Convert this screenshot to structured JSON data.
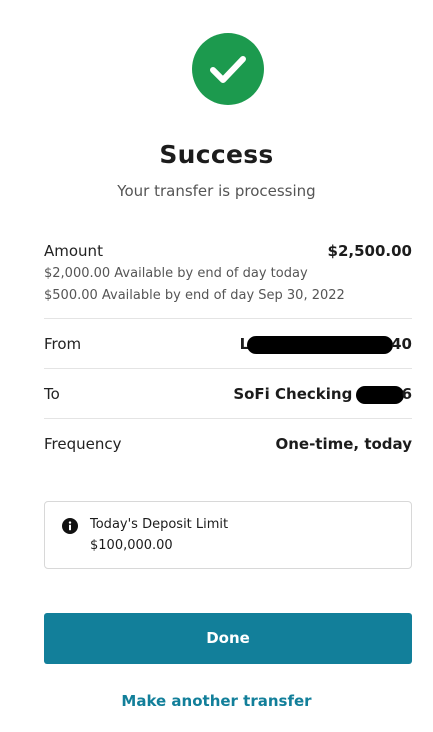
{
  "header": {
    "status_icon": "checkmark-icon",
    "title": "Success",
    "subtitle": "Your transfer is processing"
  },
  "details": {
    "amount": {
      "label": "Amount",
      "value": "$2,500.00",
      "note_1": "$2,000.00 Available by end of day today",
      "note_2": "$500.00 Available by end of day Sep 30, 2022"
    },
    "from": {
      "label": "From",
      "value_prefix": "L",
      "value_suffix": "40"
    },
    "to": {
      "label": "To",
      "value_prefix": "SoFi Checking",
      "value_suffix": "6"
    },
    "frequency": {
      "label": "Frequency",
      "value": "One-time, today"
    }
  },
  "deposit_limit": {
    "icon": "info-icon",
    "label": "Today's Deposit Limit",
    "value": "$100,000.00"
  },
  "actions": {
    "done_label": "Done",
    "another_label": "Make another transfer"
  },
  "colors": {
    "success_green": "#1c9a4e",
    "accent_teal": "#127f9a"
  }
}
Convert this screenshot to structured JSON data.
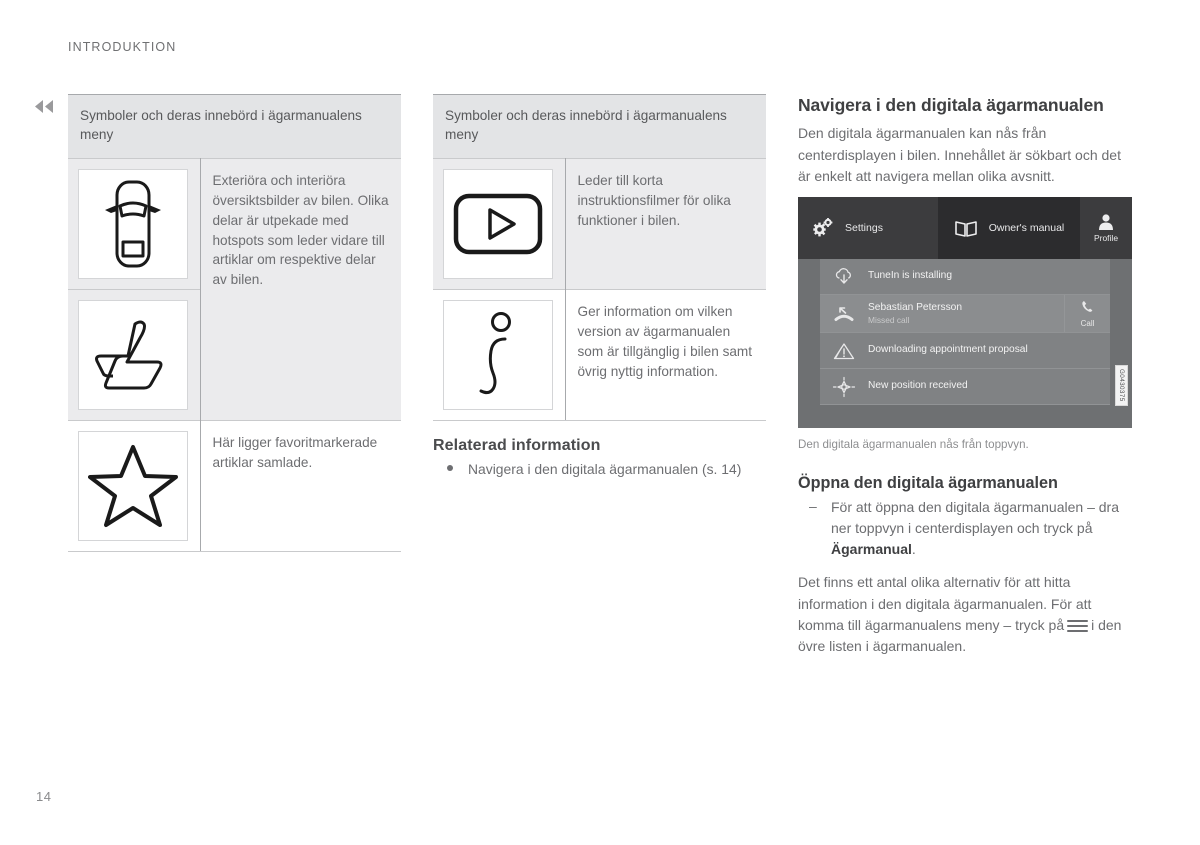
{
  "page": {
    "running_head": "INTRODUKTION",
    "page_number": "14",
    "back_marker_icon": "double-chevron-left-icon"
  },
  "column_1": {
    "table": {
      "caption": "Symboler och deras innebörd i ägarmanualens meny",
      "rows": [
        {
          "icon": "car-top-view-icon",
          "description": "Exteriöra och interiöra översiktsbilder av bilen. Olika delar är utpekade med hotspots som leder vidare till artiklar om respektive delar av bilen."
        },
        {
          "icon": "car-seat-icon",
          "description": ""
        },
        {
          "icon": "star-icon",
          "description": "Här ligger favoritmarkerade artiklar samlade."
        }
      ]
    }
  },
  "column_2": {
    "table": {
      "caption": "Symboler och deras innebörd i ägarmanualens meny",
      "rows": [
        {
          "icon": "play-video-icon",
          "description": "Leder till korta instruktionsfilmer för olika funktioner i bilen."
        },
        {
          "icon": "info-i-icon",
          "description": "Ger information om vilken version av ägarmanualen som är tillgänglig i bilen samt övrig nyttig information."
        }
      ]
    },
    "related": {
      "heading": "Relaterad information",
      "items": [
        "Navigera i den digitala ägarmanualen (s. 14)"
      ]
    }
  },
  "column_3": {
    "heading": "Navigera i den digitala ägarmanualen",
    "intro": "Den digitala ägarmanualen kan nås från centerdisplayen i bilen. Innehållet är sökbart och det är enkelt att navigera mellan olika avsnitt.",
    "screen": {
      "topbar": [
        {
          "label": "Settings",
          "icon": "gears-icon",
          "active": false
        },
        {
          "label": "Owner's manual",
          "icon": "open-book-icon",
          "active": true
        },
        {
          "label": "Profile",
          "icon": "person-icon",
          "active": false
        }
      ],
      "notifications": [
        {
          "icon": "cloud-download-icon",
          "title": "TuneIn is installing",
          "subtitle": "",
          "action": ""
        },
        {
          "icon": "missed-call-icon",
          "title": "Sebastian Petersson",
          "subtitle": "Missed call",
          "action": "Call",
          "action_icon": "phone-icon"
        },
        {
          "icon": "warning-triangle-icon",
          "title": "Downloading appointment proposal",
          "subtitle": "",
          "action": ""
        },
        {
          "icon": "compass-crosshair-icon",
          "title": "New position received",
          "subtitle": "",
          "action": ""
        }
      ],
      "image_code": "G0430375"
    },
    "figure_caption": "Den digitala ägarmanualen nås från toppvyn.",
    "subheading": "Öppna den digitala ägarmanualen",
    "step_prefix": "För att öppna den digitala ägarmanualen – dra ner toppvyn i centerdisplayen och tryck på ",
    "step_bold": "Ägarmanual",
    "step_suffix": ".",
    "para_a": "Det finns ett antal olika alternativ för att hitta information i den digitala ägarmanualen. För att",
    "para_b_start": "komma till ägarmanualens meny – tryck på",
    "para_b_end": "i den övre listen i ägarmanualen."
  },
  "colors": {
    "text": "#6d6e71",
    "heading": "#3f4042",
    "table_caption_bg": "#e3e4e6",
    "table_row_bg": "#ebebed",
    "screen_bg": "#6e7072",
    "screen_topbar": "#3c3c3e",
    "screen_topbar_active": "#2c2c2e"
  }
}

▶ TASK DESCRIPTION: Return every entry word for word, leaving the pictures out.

▶ REPLY TO THE TASK:
Convert this screenshot to structured JSON data.
{
  "header": {
    "status_icon": "checkmark-icon",
    "title": "Success",
    "subtitle": "Your transfer is processing"
  },
  "details": {
    "amount": {
      "label": "Amount",
      "value": "$2,500.00",
      "note_1": "$2,000.00 Available by end of day today",
      "note_2": "$500.00 Available by end of day Sep 30, 2022"
    },
    "from": {
      "label": "From",
      "value_prefix": "L",
      "value_suffix": "40"
    },
    "to": {
      "label": "To",
      "value_prefix": "SoFi Checking",
      "value_suffix": "6"
    },
    "frequency": {
      "label": "Frequency",
      "value": "One-time, today"
    }
  },
  "deposit_limit": {
    "icon": "info-icon",
    "label": "Today's Deposit Limit",
    "value": "$100,000.00"
  },
  "actions": {
    "done_label": "Done",
    "another_label": "Make another transfer"
  },
  "colors": {
    "success_green": "#1c9a4e",
    "accent_teal": "#127f9a"
  }
}
Convert this screenshot to structured JSON data.
{
  "page": {
    "running_head": "INTRODUKTION",
    "page_number": "14",
    "back_marker_icon": "double-chevron-left-icon"
  },
  "column_1": {
    "table": {
      "caption": "Symboler och deras innebörd i ägarmanualens meny",
      "rows": [
        {
          "icon": "car-top-view-icon",
          "description": "Exteriöra och interiöra översiktsbilder av bilen. Olika delar är utpekade med hotspots som leder vidare till artiklar om respektive delar av bilen."
        },
        {
          "icon": "car-seat-icon",
          "description": ""
        },
        {
          "icon": "star-icon",
          "description": "Här ligger favoritmarkerade artiklar samlade."
        }
      ]
    }
  },
  "column_2": {
    "table": {
      "caption": "Symboler och deras innebörd i ägarmanualens meny",
      "rows": [
        {
          "icon": "play-video-icon",
          "description": "Leder till korta instruktionsfilmer för olika funktioner i bilen."
        },
        {
          "icon": "info-i-icon",
          "description": "Ger information om vilken version av ägarmanualen som är tillgänglig i bilen samt övrig nyttig information."
        }
      ]
    },
    "related": {
      "heading": "Relaterad information",
      "items": [
        "Navigera i den digitala ägarmanualen (s. 14)"
      ]
    }
  },
  "column_3": {
    "heading": "Navigera i den digitala ägarmanualen",
    "intro": "Den digitala ägarmanualen kan nås från centerdisplayen i bilen. Innehållet är sökbart och det är enkelt att navigera mellan olika avsnitt.",
    "screen": {
      "topbar": [
        {
          "label": "Settings",
          "icon": "gears-icon",
          "active": false
        },
        {
          "label": "Owner's manual",
          "icon": "open-book-icon",
          "active": true
        },
        {
          "label": "Profile",
          "icon": "person-icon",
          "active": false
        }
      ],
      "notifications": [
        {
          "icon": "cloud-download-icon",
          "title": "TuneIn is installing",
          "subtitle": "",
          "action": ""
        },
        {
          "icon": "missed-call-icon",
          "title": "Sebastian Petersson",
          "subtitle": "Missed call",
          "action": "Call",
          "action_icon": "phone-icon"
        },
        {
          "icon": "warning-triangle-icon",
          "title": "Downloading appointment proposal",
          "subtitle": "",
          "action": ""
        },
        {
          "icon": "compass-crosshair-icon",
          "title": "New position received",
          "subtitle": "",
          "action": ""
        }
      ],
      "image_code": "G0430375"
    },
    "figure_caption": "Den digitala ägarmanualen nås från toppvyn.",
    "subheading": "Öppna den digitala ägarmanualen",
    "step_prefix": "För att öppna den digitala ägarmanualen – dra ner toppvyn i centerdisplayen och tryck på ",
    "step_bold": "Ägarmanual",
    "step_suffix": ".",
    "para_a": "Det finns ett antal olika alternativ för att hitta information i den digitala ägarmanualen. För att",
    "para_b_start": "komma till ägarmanualens meny – tryck på",
    "para_b_end": "i den övre listen i ägarmanualen."
  },
  "colors": {
    "text": "#6d6e71",
    "heading": "#3f4042",
    "table_caption_bg": "#e3e4e6",
    "table_row_bg": "#ebebed",
    "screen_bg": "#6e7072",
    "screen_topbar": "#3c3c3e",
    "screen_topbar_active": "#2c2c2e"
  }
}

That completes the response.